  • cephalopod;
  • brain;
  • α-tubulin;
  • immunohistochemistry;
  • silver stain, confocal microscopy

Abstract

The idiosepiid cuttlefish is a suitable organism for behavioral, genetic, and developmental studies. As morphological bases for these studies, organization of the nervous system was examined in Idiosepius paradoxus Ortmann, 1881, using Cajal's silver technique and immunohistochemical staining with anti-acetylated α-tubulin antibody. The nervous architecture is generally identical to that described in Sepia and Loligo, but some features characterize the idiosepiid nervous system. The olfactory system is highly developed in the optic tract region. The dorsolateral lobes show large neuropils, connected with each other by a novel well-fasciculated commissure. Each olfactory lobe is subdivided into two lobules. The neuropils of the anterior and the posterior chromatophore lobes are very poorly developed. Neuronal gigantism is not extensive in the brain; enlarged neuronal cells are visible only in the perikaryal layer of the posterior subesophageal mass. The giant nerve fiber system is of the Sepia type; the axons are not markedly thick and the first-order giant fibers do not fuse with each other at the chiasma. Three-dimensional images by whole-mount immunostaining clarified the innervation pattern in the peripheral nervous system in detail. Two commissural fibers link the left and right posterior funnel nerves ventrally and dorsally. The stellate commissure, which is absent in Sepia and Sepiola, connects the stellate ganglia with each other. A branch of the visceral nerve innervating the median pallial adductor muscle is characteristically thick. Tubulinergic reactivity of the cilia and axons reveals the presence of many ciliated cells giving off an axon toward brain nerves in the surface of the funnel, head integument, arm tips, and epidermal lines.
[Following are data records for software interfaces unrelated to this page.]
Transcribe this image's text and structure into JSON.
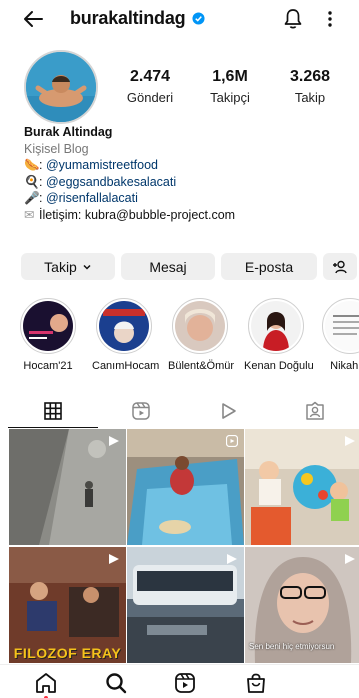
{
  "header": {
    "username": "burakaltindag",
    "icons": [
      "back-arrow-icon",
      "verified-badge-icon",
      "bell-icon",
      "more-vertical-icon"
    ]
  },
  "profile": {
    "stats": [
      {
        "value": "2.474",
        "label": "Gönderi"
      },
      {
        "value": "1,6M",
        "label": "Takipçi"
      },
      {
        "value": "3.268",
        "label": "Takip"
      }
    ],
    "display_name": "Burak Altindag",
    "category": "Kişisel Blog",
    "bio_lines": [
      {
        "emoji": "🌭",
        "prefix": ": ",
        "link": "@yumamistreetfood"
      },
      {
        "emoji": "🍳",
        "prefix": ": ",
        "link": "@eggsandbakesalacati"
      },
      {
        "emoji": "🎤",
        "prefix": ": ",
        "link": "@risenfallalacati"
      }
    ],
    "contact": {
      "emoji": "✉",
      "text": "İletişim: kubra@bubble-project.com"
    }
  },
  "actions": {
    "follow": "Takip",
    "message": "Mesaj",
    "email": "E-posta"
  },
  "highlights": [
    {
      "label": "Hocam'21"
    },
    {
      "label": "CanımHocam"
    },
    {
      "label": "Bülent&Ömür"
    },
    {
      "label": "Kenan Doğulu"
    },
    {
      "label": "Nikah G"
    }
  ],
  "tabs": [
    "grid-icon",
    "reels-icon",
    "play-icon",
    "tagged-icon"
  ],
  "posts": [
    {
      "caption": ""
    },
    {
      "caption": ""
    },
    {
      "caption": ""
    },
    {
      "caption": "FILOZOF ERAY"
    },
    {
      "caption": ""
    },
    {
      "caption": "Sen beni hiç etmiyorsun"
    }
  ],
  "colors": {
    "link": "#00376b",
    "verified": "#0095f6",
    "button_bg": "#efefef",
    "notification_dot": "#ff3040"
  }
}
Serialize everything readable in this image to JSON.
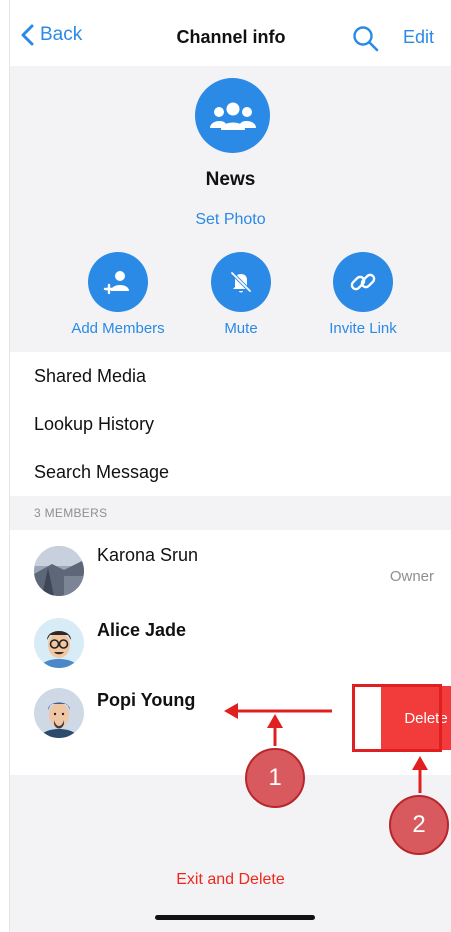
{
  "nav": {
    "back_label": "Back",
    "title": "Channel info",
    "edit_label": "Edit"
  },
  "channel": {
    "name": "News",
    "set_photo": "Set Photo"
  },
  "actions": [
    {
      "label": "Add Members",
      "icon": "add-member-icon"
    },
    {
      "label": "Mute",
      "icon": "bell-slash-icon"
    },
    {
      "label": "Invite Link",
      "icon": "link-icon"
    }
  ],
  "menu": [
    "Shared Media",
    "Lookup History",
    "Search Message"
  ],
  "members_header": "3 MEMBERS",
  "members": [
    {
      "name": "Karona Srun",
      "role": "Owner"
    },
    {
      "name": "Alice Jade",
      "role": ""
    },
    {
      "name": "Popi Young",
      "role": ""
    }
  ],
  "delete_label": "Delete",
  "exit_label": "Exit and Delete",
  "annotations": {
    "step1": "1",
    "step2": "2"
  },
  "colors": {
    "accent": "#2a8ae6",
    "danger": "#f23b3b",
    "annotation": "#e02020"
  }
}
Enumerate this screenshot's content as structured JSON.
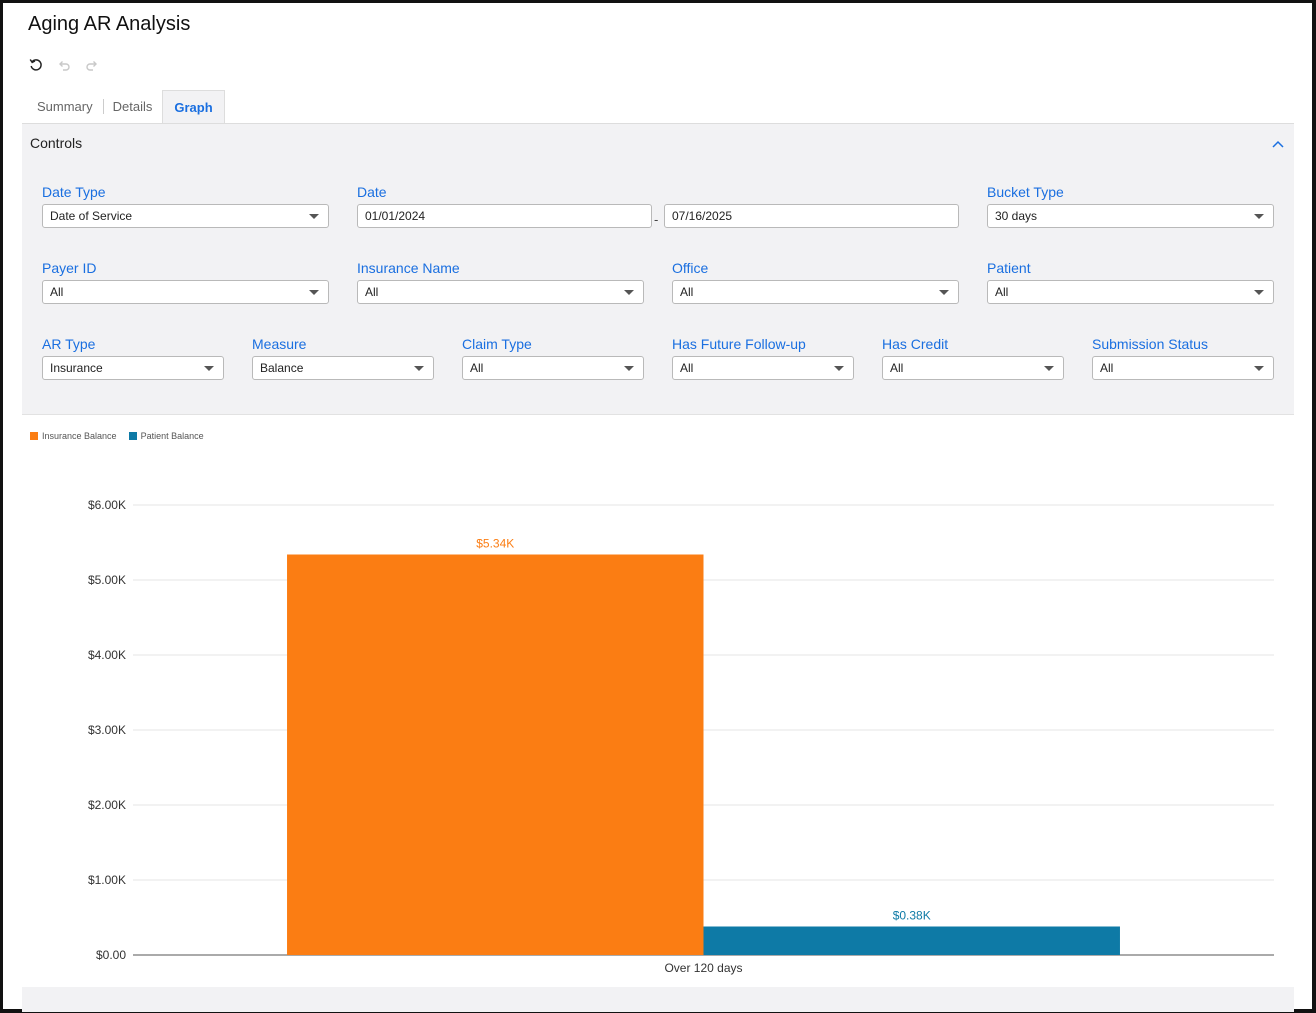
{
  "page": {
    "title": "Aging AR Analysis"
  },
  "toolbar": {
    "refresh_icon": "refresh-icon",
    "undo_icon": "undo-icon",
    "redo_icon": "redo-icon"
  },
  "tabs": [
    {
      "label": "Summary",
      "active": false
    },
    {
      "label": "Details",
      "active": false
    },
    {
      "label": "Graph",
      "active": true
    }
  ],
  "controls": {
    "header": "Controls",
    "date_type": {
      "label": "Date Type",
      "value": "Date of Service"
    },
    "date": {
      "label": "Date",
      "from": "01/01/2024",
      "separator": "-",
      "to": "07/16/2025"
    },
    "bucket_type": {
      "label": "Bucket Type",
      "value": "30 days"
    },
    "payer_id": {
      "label": "Payer ID",
      "value": "All"
    },
    "insurance_name": {
      "label": "Insurance Name",
      "value": "All"
    },
    "office": {
      "label": "Office",
      "value": "All"
    },
    "patient": {
      "label": "Patient",
      "value": "All"
    },
    "ar_type": {
      "label": "AR Type",
      "value": "Insurance"
    },
    "measure": {
      "label": "Measure",
      "value": "Balance"
    },
    "claim_type": {
      "label": "Claim Type",
      "value": "All"
    },
    "has_future_followup": {
      "label": "Has Future Follow-up",
      "value": "All"
    },
    "has_credit": {
      "label": "Has Credit",
      "value": "All"
    },
    "submission_status": {
      "label": "Submission Status",
      "value": "All"
    }
  },
  "colors": {
    "accent": "#1a6fe0",
    "insurance": "#fb7d13",
    "patient": "#0e7aa6"
  },
  "chart_data": {
    "type": "bar",
    "categories": [
      "Over 120 days"
    ],
    "series": [
      {
        "name": "Insurance Balance",
        "values": [
          5340
        ],
        "label": "$5.34K",
        "color": "#fb7d13"
      },
      {
        "name": "Patient Balance",
        "values": [
          380
        ],
        "label": "$0.38K",
        "color": "#0e7aa6"
      }
    ],
    "ylim": [
      0,
      6000
    ],
    "yticks": [
      0,
      1000,
      2000,
      3000,
      4000,
      5000,
      6000
    ],
    "ytick_labels": [
      "$0.00",
      "$1.00K",
      "$2.00K",
      "$3.00K",
      "$4.00K",
      "$5.00K",
      "$6.00K"
    ],
    "grid": true,
    "legend_position": "top-left",
    "title": "",
    "xlabel": "",
    "ylabel": ""
  }
}
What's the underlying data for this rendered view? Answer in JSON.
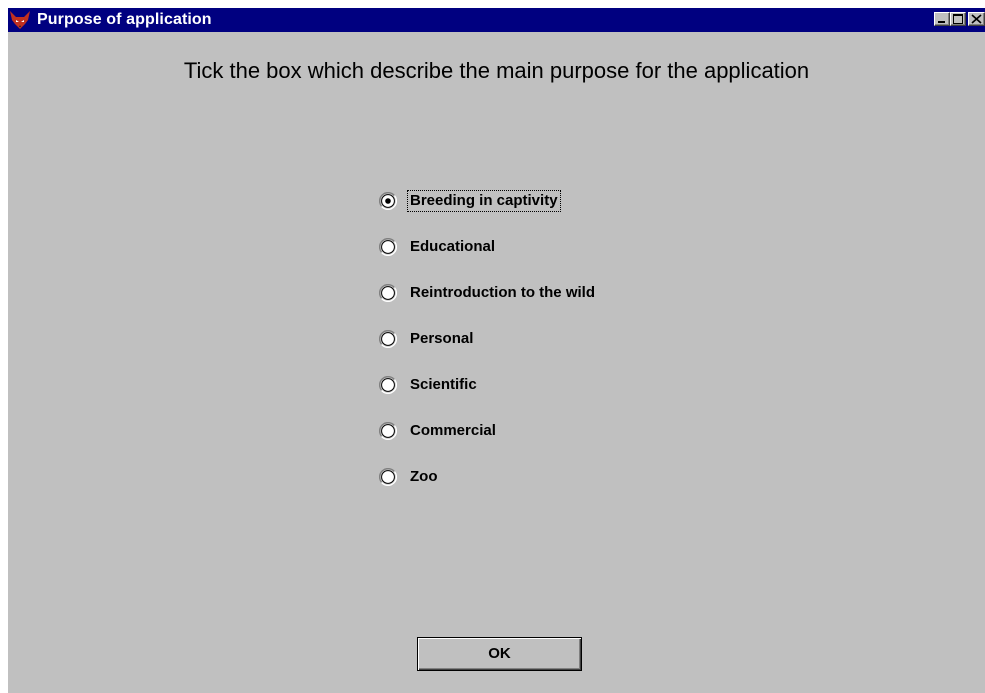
{
  "window": {
    "title": "Purpose of application"
  },
  "instruction": "Tick the box which describe the main purpose for the application",
  "purpose_options": [
    {
      "label": "Breeding in captivity",
      "selected": true
    },
    {
      "label": "Educational",
      "selected": false
    },
    {
      "label": "Reintroduction to the wild",
      "selected": false
    },
    {
      "label": "Personal",
      "selected": false
    },
    {
      "label": "Scientific",
      "selected": false
    },
    {
      "label": "Commercial",
      "selected": false
    },
    {
      "label": "Zoo",
      "selected": false
    }
  ],
  "ok_button": {
    "label": "OK"
  },
  "colors": {
    "title_bar": "#000080",
    "window_face": "#c0c0c0"
  }
}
Some of these features seem to reflect the inactive nekto-benthic life of the idiosepiid cuttlefish in the eelgrass bed. J. Morphol. 254:65–80, 2002. © 2002 Wiley-Liss, Inc.